Joe introduced me to the real world. Without him I never would’ve gotten to work with 24 track recording, or get to meet the legendary Rudy Van Gelder. To say nothing of the artists like Hank Jones, Willis Jackson, Jaki Byard, or the others. And, he didn’t mean to change my musical tastes –I’m sure it was of no consequence to him whatsoever– but I walked in dedicated avant gardist and walked out a lifelong soul jazz devotee. (Soul jazz didn’t only sell better and longer, but was a lot more fun.)

There was a lot of history in Joe that I just soaked up and it was always fun dropping by the office just to listen to him on the telephone, working it with an artist, a studio, or maybe a distributor or radio station. Things that were second nature to him were golden to my uneducated ears, and I just couldn’t get enough. My only complaint is that I wanted more. More projects, more time, and more money. Mainly more projects, because they were just so much fun. But, I was going broke on the $250 a record he was paying me, though I now know if he paid me anything more he would’ve gone out of business. Lesson #1, being a survivor in the independent record business is never easy, and probably requires you to disappoint almost everyone wanting a better payday.
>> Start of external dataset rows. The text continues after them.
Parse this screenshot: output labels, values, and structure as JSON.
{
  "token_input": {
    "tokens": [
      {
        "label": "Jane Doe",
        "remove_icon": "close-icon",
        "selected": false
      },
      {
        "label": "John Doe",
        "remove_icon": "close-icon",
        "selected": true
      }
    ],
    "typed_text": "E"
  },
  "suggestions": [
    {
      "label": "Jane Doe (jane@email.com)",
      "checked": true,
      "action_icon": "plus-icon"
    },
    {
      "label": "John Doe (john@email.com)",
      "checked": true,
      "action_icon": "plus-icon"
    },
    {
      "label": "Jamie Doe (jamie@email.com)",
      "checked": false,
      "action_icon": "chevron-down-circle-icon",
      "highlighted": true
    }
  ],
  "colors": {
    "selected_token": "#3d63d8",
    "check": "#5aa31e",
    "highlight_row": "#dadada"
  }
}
It was at a disastrous Muse session in Brooklyn that I called my friend, Muse liner note writer, and future partner Alan Goodman to come and help me figure out whether to stop trying to make a living at record producing and try my hand in the then revolution of cable television. You know who won.

Working with Muse Records was a once in a lifetime, unforgetable experience. Not all the records I worked on for Joe were wonderful. And some were beyond fantastic, truly world class. But, no matter the project, it was a rare privilege Joe Fields allowed me.

Joe was, and continues to be, a generous man. Thanks guy, I couldn’t be a producer without you.

Muse Records LP label

Wow! Wow! Mopsy!?

July 24th, 2009

Mopsy Flopsy and Ted

A few months ago I posted the original pitch bible for Wow! Wow! Wubbzy! In that spirit, I thought some might enjoy Bob Boyle’s actual creative work that kicked off the whole project in the first place.

Originally, we were looking for a creative way to enter the pre-school market. It occurred to me that picture books could be a parallel universe to our cartoon shorts, a way for commercially minded artist/animator/writers to show their stuff in the best possible light. Eric Homan approached a number of folks, and Bob Boyle was one of the earliest people to show up with the goods (like he always is). We’d started working together in production with Oh Yeah! Cartoons (Bob even created two shorts of his own), and continued for through years on The Fairly Oddparents.

Flopsy, Mopsy & Ted was the second picture book came in with. It’s pretty much the complete template of the series that followed. With a few name changes –first the Wubby, Widget & Walden, then with a legal challenge to Wubbzy, Widget & Walden, and finally to W!W!W!–Bob wrote the pitch, and then the pilot script. We were off and running.

Kevin Lofton in the house.

July 22nd, 2009

It’s always a good day when artist/director Kevin Lofton comes by Frederator/NY. Carrie and I got to talk to him about his plans for feature films, TV series, and web shorts.

Thanks for Kevin’s kind permission to post some of his development artwork.

The Secret of Kells.

July 13th, 2009

Charles K kindly reminds us that our friends at Cartoon Saloon are opening their much anticipated feature film in the US this weekend.  The Secret of Kells premieres at The IFC Center in New York this Saturday. Get your tickets here.

Check out the Secret of Kells Blog by director Tomm Moore with Nora Twomey as his co-Director.